“It's important for us to cultivate a culture of safety here at the U,” said Brian Merritt, a CEMS graduate student and chair of the JST Public Relations Committee. “This effort began with the DOW partnership, and is continuing now with our safety campaign. These posters are the first step in establishing the importance of a safe environment,” he said.
Other plans include conducting Safety Moments at the start of all departmental seminars and group meetings; publishing Safety Notes in the departments’ weekly email newsletters; conducting the first-ever departmental cleanup week; writing, evaluating, and sharing laboratory-specific safe operating procedures; and sending monthly emails on safety learning experiences.
Long-term, the JST will focus on maintaining the safety campaign.
“This campaign addresses the need to improve the culture of safety in our laboratories in proactive, collaborative, and direct ways,” said Professor William Tolman, chair of the Department of Chemistry. “The fact that it is being led by the graduate students and postdoctoral researchers is terrific. Their energy and creative ideas are already having a profound impact,” he said.

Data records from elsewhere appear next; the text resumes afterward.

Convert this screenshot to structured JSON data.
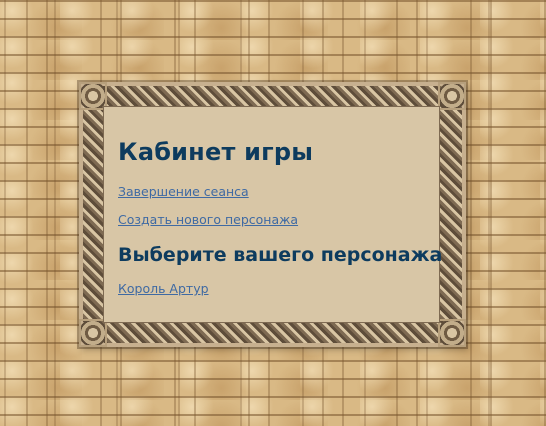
{
  "page": {
    "title": "Кабинет игры",
    "links": {
      "logout": "Завершение сеанса",
      "create_character": "Создать нового персонажа"
    },
    "choose_heading": "Выберите вашего персонажа",
    "characters": [
      "Король Артур"
    ]
  },
  "colors": {
    "heading": "#0d3b5e",
    "link": "#3f6aa3",
    "panel_bg": "#d8c6a6",
    "wall": "#d9b985"
  }
}
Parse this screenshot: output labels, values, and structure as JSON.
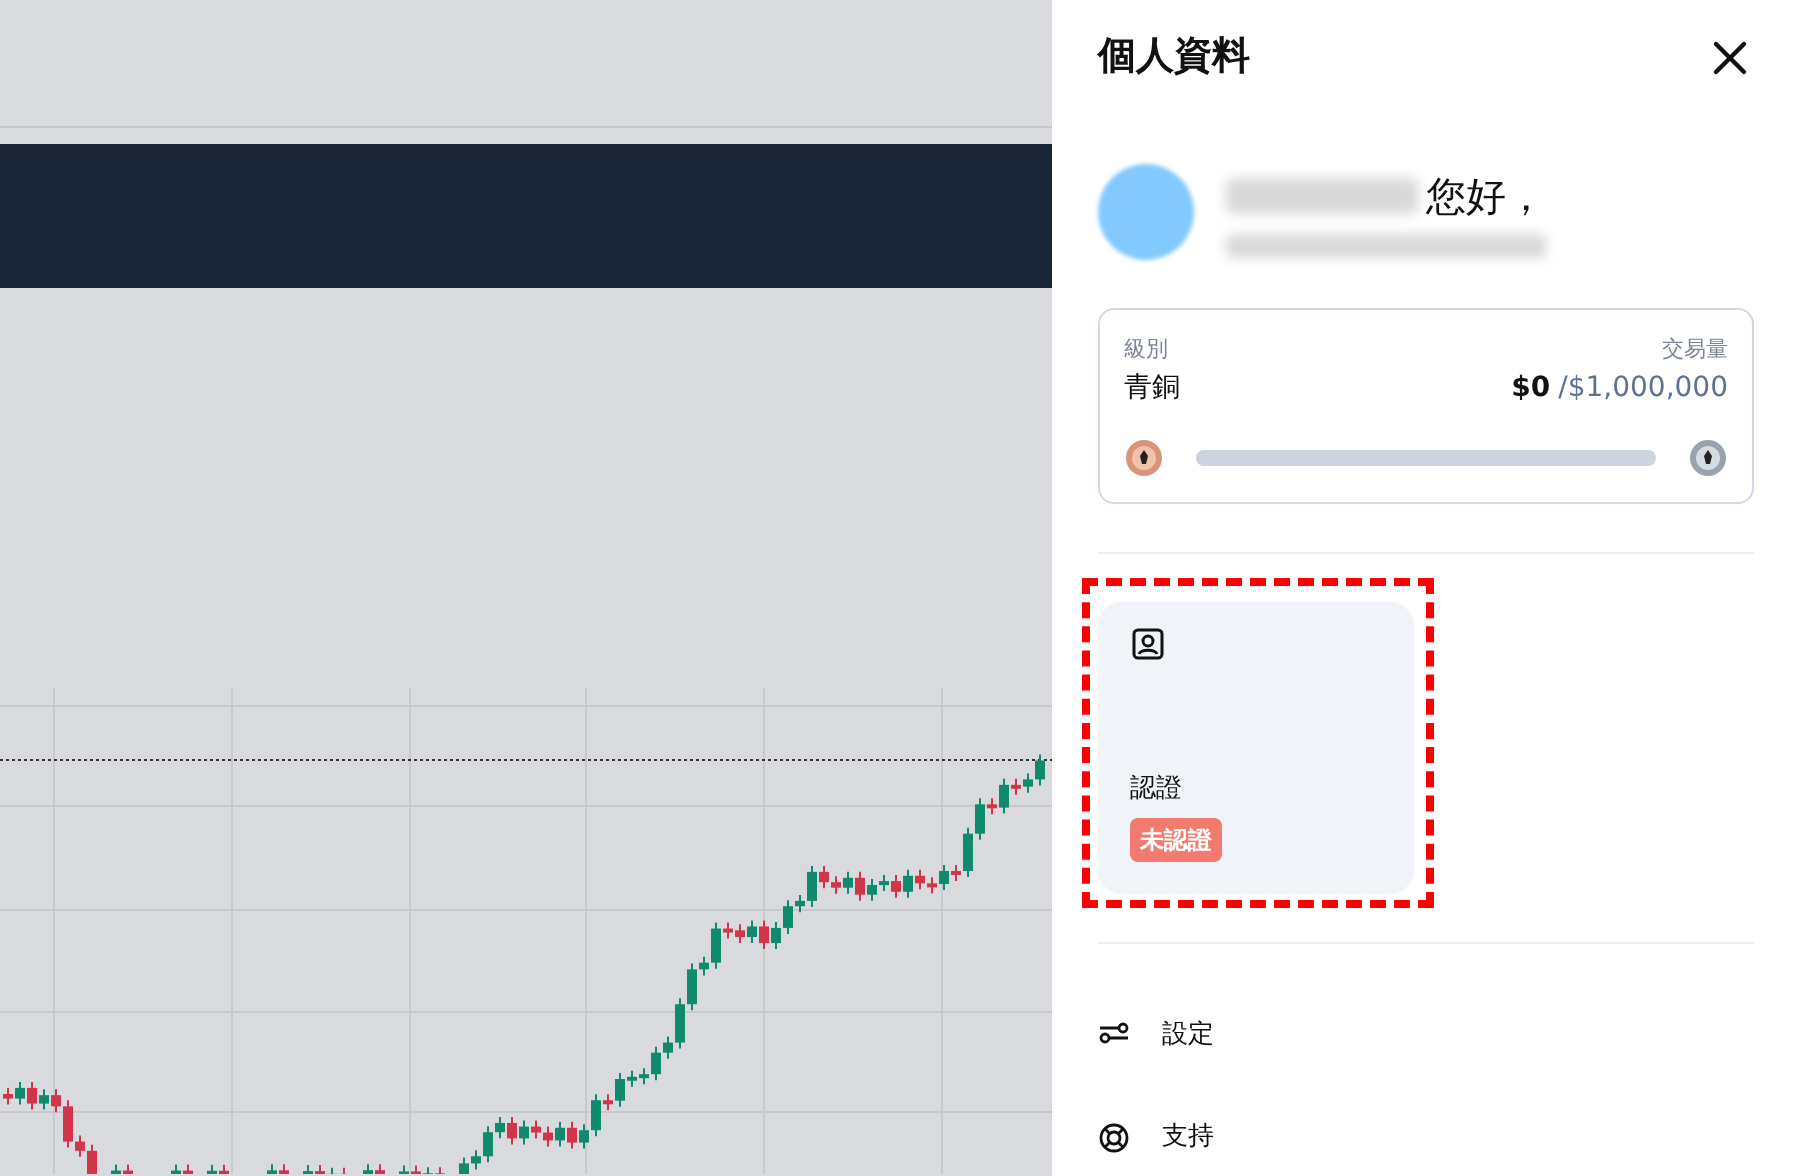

What is learned in this pilot project could be shared across the university.
“The Department of Environmental Health and Safety is committed to learning from this innovative program and sharing what we have learned from this experience with others across the campus,” said Craig Moody, director of the DEHS. “The students involved in this program should be very proud in knowing they will have an impact on the health and safety of thousands of students and staff in the years to come.”
The JST’s kickoff for its safety campaign is planned for 4 p.m. Monday, September 24, in 100 Smith Hall. This is an opportunity to learn more about the campaign, the partnership with Dow Chemical Company, and plans for improving and sustaining the safety culture in the departments. Refreshments will follow in the Smith Hall lobby where there also will be a number of educational booths. There will be an opportunity for students to win personal protection equipment. All faculty, graduate students, and post doctorates are invited to attend.
Kathryn "Kate" McGarry, a graduate student in the Department of Chemistry and chair of the Joint Safety Team Administrative Committee, demonstrates how hoods and protective glass are important safety features that need to be used appropriately in laboratories, as is wearing personal protective equipment.